The healing power of baking
National Baking Week
This week is National Baking Week and we are delighted that Miranda Gore Browne, a finalist on the first series of BBC2’s The Great British Bake Off and now a well respected cookery writer, has very kindly written a blog for us about the joy of baking. Today Miranda will be visiting one of the charities in In Kind Direct's network, Home-Start WeyWater in Hants, to share some of that joy with trustees and beneficiaries. We hope this makes charities across our network want to take their cake moulds, tins and trays out of the cupboard and get baking this week!
I am often asked why I bake, what I enjoy about it and how it makes me feel. The answers are many, and vary according to my mood and what I am currently baking.
There is, however, always one constant – one thing I am sure about and one answer I will always give: it is something so much more than putting some ingredients together and making a cake. Baking is love manifested. It says I am thinking of someone, it shows how much I care, and it says much more than words ever can. Everything I bake has a little bit of me in it, some love, some thoughtfulness, and the gift of some time in my day when I have stopped to bake. It can show I am thinking about someone (who may be grieving or struggling or happy). Whatever the circumstance, baking can enhance the power of words alone.

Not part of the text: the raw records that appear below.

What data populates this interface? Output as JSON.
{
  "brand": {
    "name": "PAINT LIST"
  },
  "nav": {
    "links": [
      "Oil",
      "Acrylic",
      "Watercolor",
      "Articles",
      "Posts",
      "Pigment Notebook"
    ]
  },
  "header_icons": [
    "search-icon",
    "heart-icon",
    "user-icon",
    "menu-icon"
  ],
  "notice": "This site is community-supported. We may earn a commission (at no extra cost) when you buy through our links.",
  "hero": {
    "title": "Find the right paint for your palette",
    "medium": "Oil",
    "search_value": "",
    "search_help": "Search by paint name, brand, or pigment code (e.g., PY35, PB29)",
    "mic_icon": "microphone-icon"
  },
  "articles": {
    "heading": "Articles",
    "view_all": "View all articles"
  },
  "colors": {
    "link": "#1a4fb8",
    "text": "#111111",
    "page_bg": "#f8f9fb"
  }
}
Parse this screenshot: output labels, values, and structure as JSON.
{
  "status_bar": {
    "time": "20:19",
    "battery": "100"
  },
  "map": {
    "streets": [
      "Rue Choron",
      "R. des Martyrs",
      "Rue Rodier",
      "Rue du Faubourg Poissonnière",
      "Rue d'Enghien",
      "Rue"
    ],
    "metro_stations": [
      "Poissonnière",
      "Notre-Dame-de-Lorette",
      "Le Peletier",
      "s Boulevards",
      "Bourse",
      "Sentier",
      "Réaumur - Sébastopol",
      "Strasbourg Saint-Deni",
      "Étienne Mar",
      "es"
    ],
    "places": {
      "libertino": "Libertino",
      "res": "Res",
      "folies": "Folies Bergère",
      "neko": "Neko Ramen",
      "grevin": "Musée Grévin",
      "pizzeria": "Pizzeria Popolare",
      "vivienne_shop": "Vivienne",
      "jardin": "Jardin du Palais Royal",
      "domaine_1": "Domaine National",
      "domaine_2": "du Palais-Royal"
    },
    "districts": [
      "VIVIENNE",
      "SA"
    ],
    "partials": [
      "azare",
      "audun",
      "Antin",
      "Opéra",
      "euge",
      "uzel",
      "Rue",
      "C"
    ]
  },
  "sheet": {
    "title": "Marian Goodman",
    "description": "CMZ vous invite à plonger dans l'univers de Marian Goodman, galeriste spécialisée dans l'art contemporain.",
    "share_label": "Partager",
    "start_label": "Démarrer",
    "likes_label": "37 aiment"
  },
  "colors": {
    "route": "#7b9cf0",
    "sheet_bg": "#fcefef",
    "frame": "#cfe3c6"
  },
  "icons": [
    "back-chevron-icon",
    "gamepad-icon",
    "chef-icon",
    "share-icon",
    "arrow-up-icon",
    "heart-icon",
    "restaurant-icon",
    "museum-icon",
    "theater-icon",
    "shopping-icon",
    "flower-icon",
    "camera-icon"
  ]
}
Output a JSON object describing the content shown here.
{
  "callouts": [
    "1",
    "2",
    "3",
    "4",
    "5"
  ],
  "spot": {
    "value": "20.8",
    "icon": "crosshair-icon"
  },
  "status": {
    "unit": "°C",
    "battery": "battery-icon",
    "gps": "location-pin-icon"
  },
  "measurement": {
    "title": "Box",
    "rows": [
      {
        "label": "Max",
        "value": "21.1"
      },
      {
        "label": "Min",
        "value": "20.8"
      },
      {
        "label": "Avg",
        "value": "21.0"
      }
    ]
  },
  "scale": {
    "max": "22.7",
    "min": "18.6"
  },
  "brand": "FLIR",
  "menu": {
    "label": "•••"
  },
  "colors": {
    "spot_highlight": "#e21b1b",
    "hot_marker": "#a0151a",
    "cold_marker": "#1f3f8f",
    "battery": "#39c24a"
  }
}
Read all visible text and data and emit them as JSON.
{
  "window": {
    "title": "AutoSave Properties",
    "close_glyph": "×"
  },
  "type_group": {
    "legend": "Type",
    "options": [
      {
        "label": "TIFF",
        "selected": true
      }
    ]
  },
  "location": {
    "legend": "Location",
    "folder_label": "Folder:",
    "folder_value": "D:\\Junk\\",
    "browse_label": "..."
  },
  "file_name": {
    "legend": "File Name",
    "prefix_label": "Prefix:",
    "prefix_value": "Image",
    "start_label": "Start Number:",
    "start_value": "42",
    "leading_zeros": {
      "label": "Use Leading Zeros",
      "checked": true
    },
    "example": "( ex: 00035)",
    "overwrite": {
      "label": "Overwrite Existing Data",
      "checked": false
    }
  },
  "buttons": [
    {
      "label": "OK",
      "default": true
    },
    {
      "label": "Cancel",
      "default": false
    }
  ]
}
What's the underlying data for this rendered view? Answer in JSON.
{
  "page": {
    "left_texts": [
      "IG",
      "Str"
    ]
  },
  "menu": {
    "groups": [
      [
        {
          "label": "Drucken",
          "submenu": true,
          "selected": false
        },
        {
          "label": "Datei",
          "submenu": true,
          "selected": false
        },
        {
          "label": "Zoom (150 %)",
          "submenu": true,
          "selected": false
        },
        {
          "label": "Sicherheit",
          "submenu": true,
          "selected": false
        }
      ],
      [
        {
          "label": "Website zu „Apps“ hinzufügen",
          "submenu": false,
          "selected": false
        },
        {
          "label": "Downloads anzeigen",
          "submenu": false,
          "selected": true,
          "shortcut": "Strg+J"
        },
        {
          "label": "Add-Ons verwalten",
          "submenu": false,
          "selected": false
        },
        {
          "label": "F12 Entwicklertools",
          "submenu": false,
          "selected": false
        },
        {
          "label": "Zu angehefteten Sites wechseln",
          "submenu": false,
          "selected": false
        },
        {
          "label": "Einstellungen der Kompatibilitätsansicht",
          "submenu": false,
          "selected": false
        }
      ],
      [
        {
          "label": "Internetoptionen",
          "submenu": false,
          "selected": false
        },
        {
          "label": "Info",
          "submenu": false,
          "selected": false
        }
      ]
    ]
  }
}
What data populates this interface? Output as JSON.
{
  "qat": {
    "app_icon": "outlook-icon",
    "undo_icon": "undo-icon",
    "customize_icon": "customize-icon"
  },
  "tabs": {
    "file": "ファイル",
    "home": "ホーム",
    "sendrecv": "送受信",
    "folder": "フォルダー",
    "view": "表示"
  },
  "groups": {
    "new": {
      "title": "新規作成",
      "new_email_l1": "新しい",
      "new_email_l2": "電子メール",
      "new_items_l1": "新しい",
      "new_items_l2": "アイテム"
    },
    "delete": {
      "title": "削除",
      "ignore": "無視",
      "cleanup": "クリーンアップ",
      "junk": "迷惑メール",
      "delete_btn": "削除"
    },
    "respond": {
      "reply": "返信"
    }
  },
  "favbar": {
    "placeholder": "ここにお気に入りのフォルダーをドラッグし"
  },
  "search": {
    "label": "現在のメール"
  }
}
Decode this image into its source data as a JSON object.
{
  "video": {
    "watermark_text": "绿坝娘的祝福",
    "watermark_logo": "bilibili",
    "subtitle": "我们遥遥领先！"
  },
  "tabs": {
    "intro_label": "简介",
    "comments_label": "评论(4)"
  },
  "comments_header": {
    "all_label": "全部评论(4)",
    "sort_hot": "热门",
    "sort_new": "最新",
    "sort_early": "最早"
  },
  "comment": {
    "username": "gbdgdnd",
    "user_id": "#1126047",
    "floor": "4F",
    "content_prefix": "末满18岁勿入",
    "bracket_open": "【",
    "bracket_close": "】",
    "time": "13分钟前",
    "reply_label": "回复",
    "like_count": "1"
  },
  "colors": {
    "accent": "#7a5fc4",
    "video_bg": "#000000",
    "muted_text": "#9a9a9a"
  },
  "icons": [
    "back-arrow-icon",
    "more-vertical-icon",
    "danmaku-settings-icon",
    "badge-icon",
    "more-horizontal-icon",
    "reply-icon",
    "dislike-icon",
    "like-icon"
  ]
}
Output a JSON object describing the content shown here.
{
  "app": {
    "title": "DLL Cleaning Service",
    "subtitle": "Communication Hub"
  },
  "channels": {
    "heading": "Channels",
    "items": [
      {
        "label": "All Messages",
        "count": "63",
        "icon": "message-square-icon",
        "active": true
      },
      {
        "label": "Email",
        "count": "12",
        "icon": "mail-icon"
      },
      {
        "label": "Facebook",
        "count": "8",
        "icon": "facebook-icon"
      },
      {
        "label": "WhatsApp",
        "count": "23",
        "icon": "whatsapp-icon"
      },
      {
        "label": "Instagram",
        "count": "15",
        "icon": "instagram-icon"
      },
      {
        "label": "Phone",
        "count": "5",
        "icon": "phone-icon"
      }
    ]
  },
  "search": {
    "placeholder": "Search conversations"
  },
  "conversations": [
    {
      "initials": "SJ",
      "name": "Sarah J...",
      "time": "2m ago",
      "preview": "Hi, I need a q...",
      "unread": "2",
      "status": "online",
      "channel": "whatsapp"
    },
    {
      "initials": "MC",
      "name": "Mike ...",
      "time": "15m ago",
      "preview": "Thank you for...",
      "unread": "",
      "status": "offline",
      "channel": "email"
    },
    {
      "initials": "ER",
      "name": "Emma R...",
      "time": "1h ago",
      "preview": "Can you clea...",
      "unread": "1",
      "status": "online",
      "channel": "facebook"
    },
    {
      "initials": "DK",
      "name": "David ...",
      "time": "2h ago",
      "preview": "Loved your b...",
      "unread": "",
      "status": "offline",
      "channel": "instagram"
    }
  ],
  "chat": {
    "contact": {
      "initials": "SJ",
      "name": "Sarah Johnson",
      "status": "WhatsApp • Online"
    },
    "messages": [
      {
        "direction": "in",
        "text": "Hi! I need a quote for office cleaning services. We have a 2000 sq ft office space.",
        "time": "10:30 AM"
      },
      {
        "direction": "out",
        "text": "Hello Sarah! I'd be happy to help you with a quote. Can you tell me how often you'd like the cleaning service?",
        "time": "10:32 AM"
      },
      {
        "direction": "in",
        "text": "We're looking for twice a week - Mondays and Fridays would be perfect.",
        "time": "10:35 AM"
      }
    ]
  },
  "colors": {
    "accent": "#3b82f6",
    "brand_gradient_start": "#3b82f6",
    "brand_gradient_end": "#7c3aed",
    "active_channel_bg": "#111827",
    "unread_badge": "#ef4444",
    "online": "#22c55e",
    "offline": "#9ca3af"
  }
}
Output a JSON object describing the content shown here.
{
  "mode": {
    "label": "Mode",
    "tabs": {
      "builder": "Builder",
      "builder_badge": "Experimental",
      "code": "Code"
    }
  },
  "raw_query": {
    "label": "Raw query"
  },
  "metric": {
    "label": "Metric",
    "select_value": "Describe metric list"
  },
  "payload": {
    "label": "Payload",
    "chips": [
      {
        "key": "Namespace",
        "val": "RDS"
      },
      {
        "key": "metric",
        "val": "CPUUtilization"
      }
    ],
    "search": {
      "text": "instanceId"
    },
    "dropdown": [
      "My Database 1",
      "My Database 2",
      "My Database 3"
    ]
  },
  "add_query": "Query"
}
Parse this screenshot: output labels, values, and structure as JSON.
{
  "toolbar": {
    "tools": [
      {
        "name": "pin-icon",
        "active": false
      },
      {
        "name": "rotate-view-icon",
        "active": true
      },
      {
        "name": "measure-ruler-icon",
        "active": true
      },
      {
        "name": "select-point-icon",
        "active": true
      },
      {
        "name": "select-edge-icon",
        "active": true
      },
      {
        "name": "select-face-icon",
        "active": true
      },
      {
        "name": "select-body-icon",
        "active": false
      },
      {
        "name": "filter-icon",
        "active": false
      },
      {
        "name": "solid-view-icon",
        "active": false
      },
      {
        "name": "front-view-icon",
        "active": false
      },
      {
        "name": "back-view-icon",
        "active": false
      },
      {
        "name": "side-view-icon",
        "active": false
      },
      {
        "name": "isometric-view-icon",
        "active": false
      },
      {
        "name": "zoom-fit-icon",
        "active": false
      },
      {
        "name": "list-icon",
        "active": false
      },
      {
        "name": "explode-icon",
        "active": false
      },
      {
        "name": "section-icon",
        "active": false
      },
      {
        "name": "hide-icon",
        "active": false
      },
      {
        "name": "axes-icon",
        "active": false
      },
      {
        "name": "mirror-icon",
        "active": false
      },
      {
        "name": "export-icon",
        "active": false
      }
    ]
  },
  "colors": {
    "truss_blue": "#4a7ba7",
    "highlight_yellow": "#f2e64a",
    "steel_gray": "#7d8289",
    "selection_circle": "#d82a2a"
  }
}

When my father was in intensive care and hope was hard, I told myself I would bake him a cake if he started to improve. When he moved to the high-dependency unit, but still terribly ill, not able to talk, scared and agitated, I stood alone in my kitchen and baked his favourite - a Victoria sponge that was buttery and yellow with his favourite vanilla flecked buttercream and the hugely important raspberry jam (never Strawberry, for him). I thought at the time that it could well be the last cake I would ever bake for him, and I cried as I tried to make it as perfect as I could.
I carried that love-filled cake in a plastic Tupperware to his ward, with a pile of pretty flowery plates from my kitchen that I hoped might look familiar and remind him of home. The power of cake was astonishing. The atmosphere in the ward changed, families that had held their heads in their hands and discussed last wishes and do-not-resuscitate orders suddenly became people with faces and an opinion on jam. Nurses stopped their wonderful busyness to hide a slice in their lunch box for later. The patient in the bed next to my dad became a person, and looked at me with utter joy when I asked if she would like some.
My mum took a piece to the consultant who had saved my dad's life and gave him a hug; he was a little embarrassed because he was in his leather jacket and had just popped in on his day off to catch up on some patients. And then there was my dad himself, who had been trying to pull out his tubes and was constantly trying to escape, and who I thought might never talk, recover or recognise me again. He had been fed his hospital food with a spoon by a nurse, after having been tube-fed previously, but he suddenly had light in his eyes, and his bruised and tubed hand firmly held that cake as if life depended on it. In that millisecond it did... he was once more the little boy who had eaten such cake baked by his mother in her tea gardens on the Isle of Wight, the husband who had endlessly enjoyed his wife's cake and always said with a voice of surprise “this is actually rather nice", and the sailor on his boat with cake wrapped in tin foil. It reminded me of the endless birthday parties for me and my siblings when he had stolen a big slice. The jam dribbled down his beard and the crumbs fell with aplomb on the hospital sheets, and we all hoped he could taste everything in it – the love, the memories, and the desperate demand for him to get better.
Cake opens up conversation. It helps words to come when perhaps they don't seem possible. The act of baking and giving is wonderful, but baking together also works its own magic. Why not invite someone you know who needs looking after to bake something with you? Standing in the kitchen, with the kettle on, mixing and weighing and just being in the moment might start a conversation that can offer real help. It might provide companionship through the sharing of stories and memories. A few simple ingredients, a simple recipe, a simple chat. It's a great way to get people talking. Why not show you care and share the healing power of baking?
Miranda Gore Browne